Task
Return each line of the entries that holds the string "Claims".
Start of Data supplied
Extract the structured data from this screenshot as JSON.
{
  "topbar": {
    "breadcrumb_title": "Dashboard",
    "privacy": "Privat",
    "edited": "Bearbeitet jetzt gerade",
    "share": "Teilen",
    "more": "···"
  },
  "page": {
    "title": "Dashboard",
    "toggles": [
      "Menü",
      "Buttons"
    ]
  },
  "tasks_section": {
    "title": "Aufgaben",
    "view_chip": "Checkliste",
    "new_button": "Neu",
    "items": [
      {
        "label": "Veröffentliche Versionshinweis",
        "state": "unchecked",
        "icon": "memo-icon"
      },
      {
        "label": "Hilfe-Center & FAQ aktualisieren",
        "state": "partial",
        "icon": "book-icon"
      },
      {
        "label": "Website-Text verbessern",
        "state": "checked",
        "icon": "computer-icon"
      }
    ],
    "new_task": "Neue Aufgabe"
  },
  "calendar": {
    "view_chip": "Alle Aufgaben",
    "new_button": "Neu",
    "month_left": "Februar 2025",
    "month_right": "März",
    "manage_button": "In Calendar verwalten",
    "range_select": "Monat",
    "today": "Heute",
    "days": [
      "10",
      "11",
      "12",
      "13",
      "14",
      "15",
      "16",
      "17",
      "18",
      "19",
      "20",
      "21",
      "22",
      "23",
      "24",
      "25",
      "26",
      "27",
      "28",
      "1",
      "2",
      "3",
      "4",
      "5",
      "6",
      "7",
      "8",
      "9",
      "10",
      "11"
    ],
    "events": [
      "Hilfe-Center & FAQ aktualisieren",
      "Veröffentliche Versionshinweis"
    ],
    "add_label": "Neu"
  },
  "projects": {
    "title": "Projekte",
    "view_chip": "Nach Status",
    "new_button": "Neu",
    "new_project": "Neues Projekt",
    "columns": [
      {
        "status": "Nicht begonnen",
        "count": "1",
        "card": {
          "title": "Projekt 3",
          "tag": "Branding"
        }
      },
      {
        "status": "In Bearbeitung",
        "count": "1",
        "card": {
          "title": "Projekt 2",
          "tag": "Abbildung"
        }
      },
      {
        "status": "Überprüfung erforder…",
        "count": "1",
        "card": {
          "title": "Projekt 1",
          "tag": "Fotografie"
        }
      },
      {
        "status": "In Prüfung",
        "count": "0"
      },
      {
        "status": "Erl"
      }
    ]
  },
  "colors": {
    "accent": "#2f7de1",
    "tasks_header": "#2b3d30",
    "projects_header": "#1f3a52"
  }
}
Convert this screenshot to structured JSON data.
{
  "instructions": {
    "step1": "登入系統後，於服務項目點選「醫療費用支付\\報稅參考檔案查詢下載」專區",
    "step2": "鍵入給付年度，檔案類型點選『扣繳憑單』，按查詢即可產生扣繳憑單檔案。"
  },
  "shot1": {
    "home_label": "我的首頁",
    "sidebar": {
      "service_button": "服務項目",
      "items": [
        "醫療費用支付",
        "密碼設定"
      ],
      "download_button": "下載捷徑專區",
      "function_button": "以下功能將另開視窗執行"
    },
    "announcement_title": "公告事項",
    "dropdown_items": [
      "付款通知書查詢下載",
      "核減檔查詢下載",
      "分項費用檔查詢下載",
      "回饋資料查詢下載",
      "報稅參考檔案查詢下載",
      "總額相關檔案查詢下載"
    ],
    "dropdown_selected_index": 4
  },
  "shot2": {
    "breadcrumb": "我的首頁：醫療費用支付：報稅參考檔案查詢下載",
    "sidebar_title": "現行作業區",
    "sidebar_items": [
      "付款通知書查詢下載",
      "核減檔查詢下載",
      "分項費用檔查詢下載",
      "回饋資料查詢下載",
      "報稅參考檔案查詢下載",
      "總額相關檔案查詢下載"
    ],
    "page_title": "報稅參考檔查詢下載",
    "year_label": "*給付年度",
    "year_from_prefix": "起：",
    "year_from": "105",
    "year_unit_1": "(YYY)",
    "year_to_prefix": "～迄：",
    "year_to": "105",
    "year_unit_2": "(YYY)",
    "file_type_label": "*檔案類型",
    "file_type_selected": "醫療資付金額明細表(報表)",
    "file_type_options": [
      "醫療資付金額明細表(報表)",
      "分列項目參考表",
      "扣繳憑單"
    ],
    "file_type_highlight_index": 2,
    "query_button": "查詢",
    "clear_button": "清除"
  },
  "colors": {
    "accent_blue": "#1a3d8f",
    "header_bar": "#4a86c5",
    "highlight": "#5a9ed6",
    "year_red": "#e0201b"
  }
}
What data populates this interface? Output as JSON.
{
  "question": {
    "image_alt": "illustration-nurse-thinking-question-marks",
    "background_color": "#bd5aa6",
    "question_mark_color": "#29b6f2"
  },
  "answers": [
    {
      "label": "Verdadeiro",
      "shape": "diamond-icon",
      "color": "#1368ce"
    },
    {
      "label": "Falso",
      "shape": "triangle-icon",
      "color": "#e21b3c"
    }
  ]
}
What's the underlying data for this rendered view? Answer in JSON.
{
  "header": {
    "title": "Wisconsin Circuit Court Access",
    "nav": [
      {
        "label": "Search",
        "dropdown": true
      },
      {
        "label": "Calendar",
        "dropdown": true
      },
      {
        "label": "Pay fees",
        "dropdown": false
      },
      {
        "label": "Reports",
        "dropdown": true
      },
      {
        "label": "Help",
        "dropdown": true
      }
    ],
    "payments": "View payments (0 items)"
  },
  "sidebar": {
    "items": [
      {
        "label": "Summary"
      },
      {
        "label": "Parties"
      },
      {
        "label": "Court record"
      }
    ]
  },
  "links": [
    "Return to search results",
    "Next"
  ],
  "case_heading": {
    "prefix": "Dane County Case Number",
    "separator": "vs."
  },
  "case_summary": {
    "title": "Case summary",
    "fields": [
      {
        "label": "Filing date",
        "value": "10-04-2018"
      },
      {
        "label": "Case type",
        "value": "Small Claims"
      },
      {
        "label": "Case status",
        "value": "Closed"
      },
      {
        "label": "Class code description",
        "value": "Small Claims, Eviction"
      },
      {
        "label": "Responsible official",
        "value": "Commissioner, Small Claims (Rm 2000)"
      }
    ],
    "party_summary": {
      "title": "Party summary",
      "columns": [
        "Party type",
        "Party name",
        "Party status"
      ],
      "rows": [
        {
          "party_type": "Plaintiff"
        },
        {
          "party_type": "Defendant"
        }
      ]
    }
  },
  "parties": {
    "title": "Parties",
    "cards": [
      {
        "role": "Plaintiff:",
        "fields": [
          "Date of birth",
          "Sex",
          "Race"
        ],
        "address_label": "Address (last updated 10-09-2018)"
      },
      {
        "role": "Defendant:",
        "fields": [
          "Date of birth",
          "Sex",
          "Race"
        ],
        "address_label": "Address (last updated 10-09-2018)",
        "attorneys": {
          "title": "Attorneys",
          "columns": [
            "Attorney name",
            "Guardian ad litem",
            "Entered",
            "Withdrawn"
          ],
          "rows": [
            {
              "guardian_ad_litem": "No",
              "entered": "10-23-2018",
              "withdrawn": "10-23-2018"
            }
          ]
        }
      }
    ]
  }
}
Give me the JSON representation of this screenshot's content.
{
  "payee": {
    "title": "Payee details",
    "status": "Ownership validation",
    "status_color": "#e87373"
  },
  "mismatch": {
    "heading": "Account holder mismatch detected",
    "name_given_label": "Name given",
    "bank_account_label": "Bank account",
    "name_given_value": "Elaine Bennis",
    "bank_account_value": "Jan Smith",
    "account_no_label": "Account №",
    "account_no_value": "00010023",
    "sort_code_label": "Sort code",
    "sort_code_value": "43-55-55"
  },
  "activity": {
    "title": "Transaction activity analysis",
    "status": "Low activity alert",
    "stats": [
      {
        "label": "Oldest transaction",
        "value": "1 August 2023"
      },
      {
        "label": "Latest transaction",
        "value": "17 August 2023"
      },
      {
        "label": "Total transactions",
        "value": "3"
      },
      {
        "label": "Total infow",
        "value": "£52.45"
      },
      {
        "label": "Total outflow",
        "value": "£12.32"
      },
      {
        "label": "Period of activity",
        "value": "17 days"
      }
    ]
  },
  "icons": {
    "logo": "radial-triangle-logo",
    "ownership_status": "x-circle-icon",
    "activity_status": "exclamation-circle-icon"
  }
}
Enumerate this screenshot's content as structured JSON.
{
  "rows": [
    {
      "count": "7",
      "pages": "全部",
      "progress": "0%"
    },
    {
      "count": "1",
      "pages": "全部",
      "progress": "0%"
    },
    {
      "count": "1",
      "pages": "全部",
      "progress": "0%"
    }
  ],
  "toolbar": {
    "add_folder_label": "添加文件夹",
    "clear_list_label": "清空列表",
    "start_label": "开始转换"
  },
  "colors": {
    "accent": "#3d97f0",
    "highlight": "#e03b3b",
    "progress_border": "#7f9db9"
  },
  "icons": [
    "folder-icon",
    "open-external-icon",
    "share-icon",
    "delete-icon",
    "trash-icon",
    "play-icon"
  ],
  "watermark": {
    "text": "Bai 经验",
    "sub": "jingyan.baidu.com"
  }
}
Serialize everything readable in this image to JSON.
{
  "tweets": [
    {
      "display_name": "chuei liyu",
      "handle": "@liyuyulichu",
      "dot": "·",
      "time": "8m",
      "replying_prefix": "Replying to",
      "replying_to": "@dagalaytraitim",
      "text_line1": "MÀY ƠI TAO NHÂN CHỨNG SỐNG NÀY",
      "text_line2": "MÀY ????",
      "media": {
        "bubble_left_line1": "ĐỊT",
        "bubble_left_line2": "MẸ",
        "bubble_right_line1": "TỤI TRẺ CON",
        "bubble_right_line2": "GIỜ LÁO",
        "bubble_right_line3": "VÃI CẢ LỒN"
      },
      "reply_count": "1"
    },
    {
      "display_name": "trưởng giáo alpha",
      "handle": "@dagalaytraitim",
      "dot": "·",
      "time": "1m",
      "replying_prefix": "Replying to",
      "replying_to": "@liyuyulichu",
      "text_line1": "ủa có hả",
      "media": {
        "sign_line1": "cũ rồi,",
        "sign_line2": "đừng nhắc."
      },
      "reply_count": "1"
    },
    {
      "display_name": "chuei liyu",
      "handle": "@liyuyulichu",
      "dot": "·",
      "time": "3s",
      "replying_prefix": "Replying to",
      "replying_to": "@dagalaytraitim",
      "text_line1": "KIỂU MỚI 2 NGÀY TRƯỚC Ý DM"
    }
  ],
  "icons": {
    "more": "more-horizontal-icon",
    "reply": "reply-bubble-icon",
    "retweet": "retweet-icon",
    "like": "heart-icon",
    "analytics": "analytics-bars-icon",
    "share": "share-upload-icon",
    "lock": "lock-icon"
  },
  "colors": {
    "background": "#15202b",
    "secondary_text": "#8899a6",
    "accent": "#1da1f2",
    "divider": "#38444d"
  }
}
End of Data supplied
Reply to the exercise
        "value": "Small Claims"
        "value": "Small Claims, Eviction"
        "value": "Commissioner, Small Claims (Rm 2000)"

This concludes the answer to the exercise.